The consonants, 30 in number, which are deemed to possess an inherent sound a, are the following: ka, k'a, ga, nga, ea, ca, ja, nya, ta, t'a, da, na, pa, p'a, ba, ma, tsa, ts'a, dza, wa, z'a, za, 'ha, ya, ra, la, s'a, sa, ha, a; the so-called Sanskrit cerebrals are represented by the letters ta, t'a, da, na, s'a, turned the other way.

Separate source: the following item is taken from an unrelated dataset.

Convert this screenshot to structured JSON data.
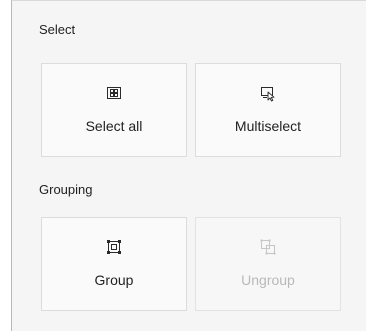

On the other hand, while phonetically the above explanation was not inconsistent with such cases as rka dkah, bkah, bska, and nga, rnga, ngag, sngags, lnga, ngad and brtse, brdzun, dbyar, &c., where the italicized letters are pronounced in full and the others are left aside, it failed to explain other cases, such as dgra, mgron, spyod, snyan, sbrang, sbrul, bkra, k'ri, krad, k'rims, k'rus, &c., pronounced da, don, cod, or swod, cen, Bang, deu, ta, t'i, tad or teh, tim, tu, &c., and many others, where the spoken forms are obviously the alteration by wear and tear of sounds originally similar to the written forms. Csoma de Koros, who was acquainted with the somewhat archaic sounds of Ladak, was able to point to only a few letters as silent.
The show dogs are referred to as or American Kennel Club Greyhounds, whereas the racing dogs belong to the NGA or National Greyhound Association.
In contrast, NGA Greyhound puppies have longer, wider bodies and thicker tails.
NGA Greyhounds are usually raised by professional breeders, who have been carefully trained to look for speed, endurance and temperament of these future potential racing stars.
The word usage examples above have been gathered from various sources to reflect current and historial usage. They do not represent the opinions of YourDictionary.com.